·3 min read

With the recent provincial government cabinet shuffle, First Nation leaders are calling on the Manitoba Government to continue working with First Nation leadership to improve the health and welfare of their peoples during the COVID-19 outbreak.

Around 49% of active COVID-19 cases in Manitoba are First Nations citizens, and as of last Tuesday, 105 First Nations citizens have died as a result of the pandemic.

Currently, there are 2,174 active COVID-19 cases among First Nations on-reserve and off-reserve in Manitoba with 16 in intensive care units.

“The new Provincial cabinet members must not only work closely with their Federal counterparts but must also work with First Nations to ensure that all First Nations in Manitoba are protected and immunized during the pandemic,” said the Assembly of Manitoba Chiefs (AMC) Grand Chief Arlen Dumas in a news release.

“Leaders at all levels must work together in unity on an urgent basis to respond to this issue and my hope is that we will be a part of an improved working relationship with the province as a result of this shuffle,” said Manitoba Keewatinowi Okimakanak (MKO) Inc. Grand Chief Garrison Settee.
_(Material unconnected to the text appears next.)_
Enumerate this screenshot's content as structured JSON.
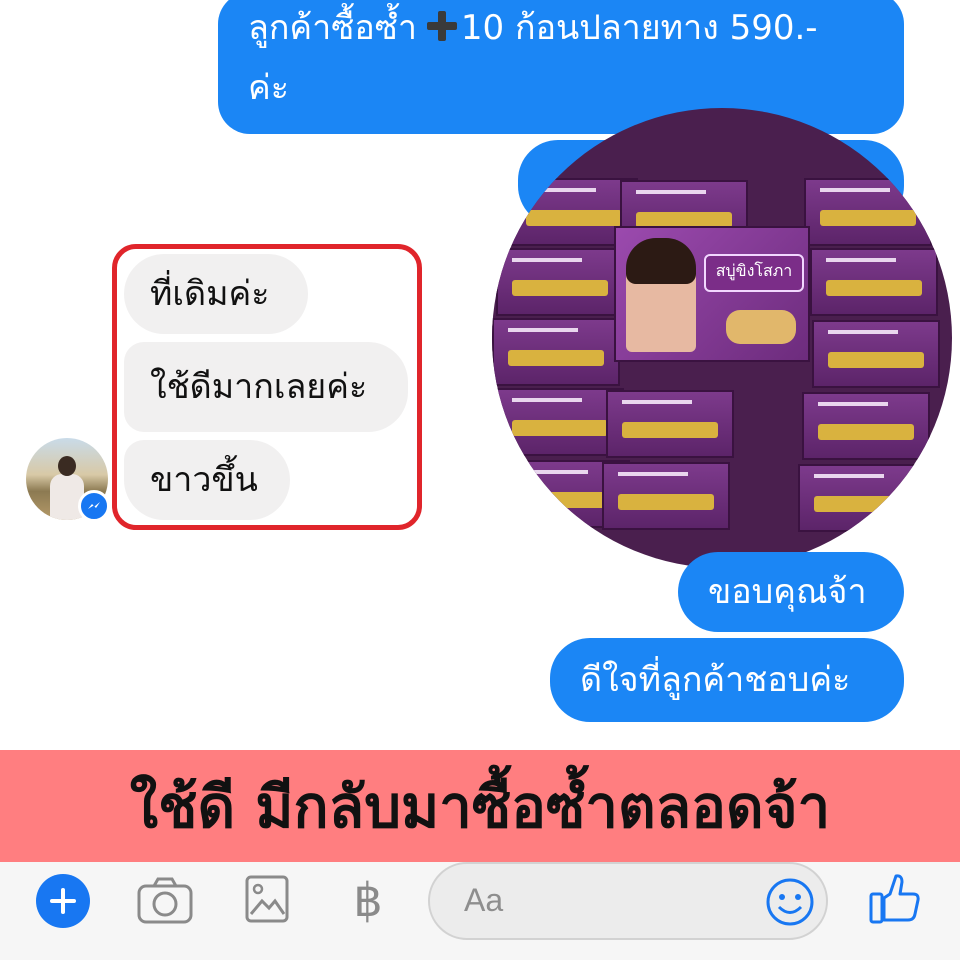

While First Nation citizens continue to be disproportionately affected by the COVID-19 pandemic, they are also impacted by poverty and chronic health conditions such as diabetes and heart disease.

“Communication from the Province of Manitoba with First Nations has been sporadic and absolutely needs to improve,” said Settee.

“Although the pandemic has required a significant amount of energy and attention from First Nations leaders, there are many issues we need to address with the Government of Manitoba on an urgent basis. I continue to urge leaders within the provincial government to focus on improving the relationships and communicating clearly and regularly with First Nations leadership.”

On Tuesday, Premier Brian Pallister announced that Heather Stefanson has replaced Cameron Friesen as the Minister of Health and Seniors Care.

The former Families Minister is now responsible for leading efforts on the COVID-19 vaccination as well as other health supports and services as authorized under section 91 of the Canadian Constitution Act.

“I thank Minister Friesen for his efforts during his time as Health Minister. The AMC and the First Nations Pandemic Response Team look forward to working with the new Health Minister,” said Dumas.

The Premier also announced Manitoba's first Black cabinet minister, Audrey Gordon, who will now lead the new Department of Mental Health, Wellness and Recovery.

“This is a historic accomplishment and it is encouraging to have a Minister who has background experience working within health systems to tackle the significant issues for mental wellness and recovery,” said Settee.

“There is an urgent need to focus on mental wellness as the pandemic continues. It is also positive to see more women taking on leadership roles within the provincial government,” he added.

In a Facebook post, the Southern Chiefs’ Organization welcomed Gordon’s new role and the increasing diversity in the provincial cabinet as well as noted that they will continue to advocate for more First Nations representation in the provincial cabinets and governments.

MKO has also stated that as the first inhabitants of Manitoba, they look forward to a day when they can see more First Nations people being appointed as ministers in the provincial government.

Nicole Wong is a Local Journalism Initiative reporter who works out of the Winnipeg Sun. The Local Journalism Initiative is funded by the Government of Canada.

Nicole Wong, Local Journalism Initiative Reporter, Winnipeg Sun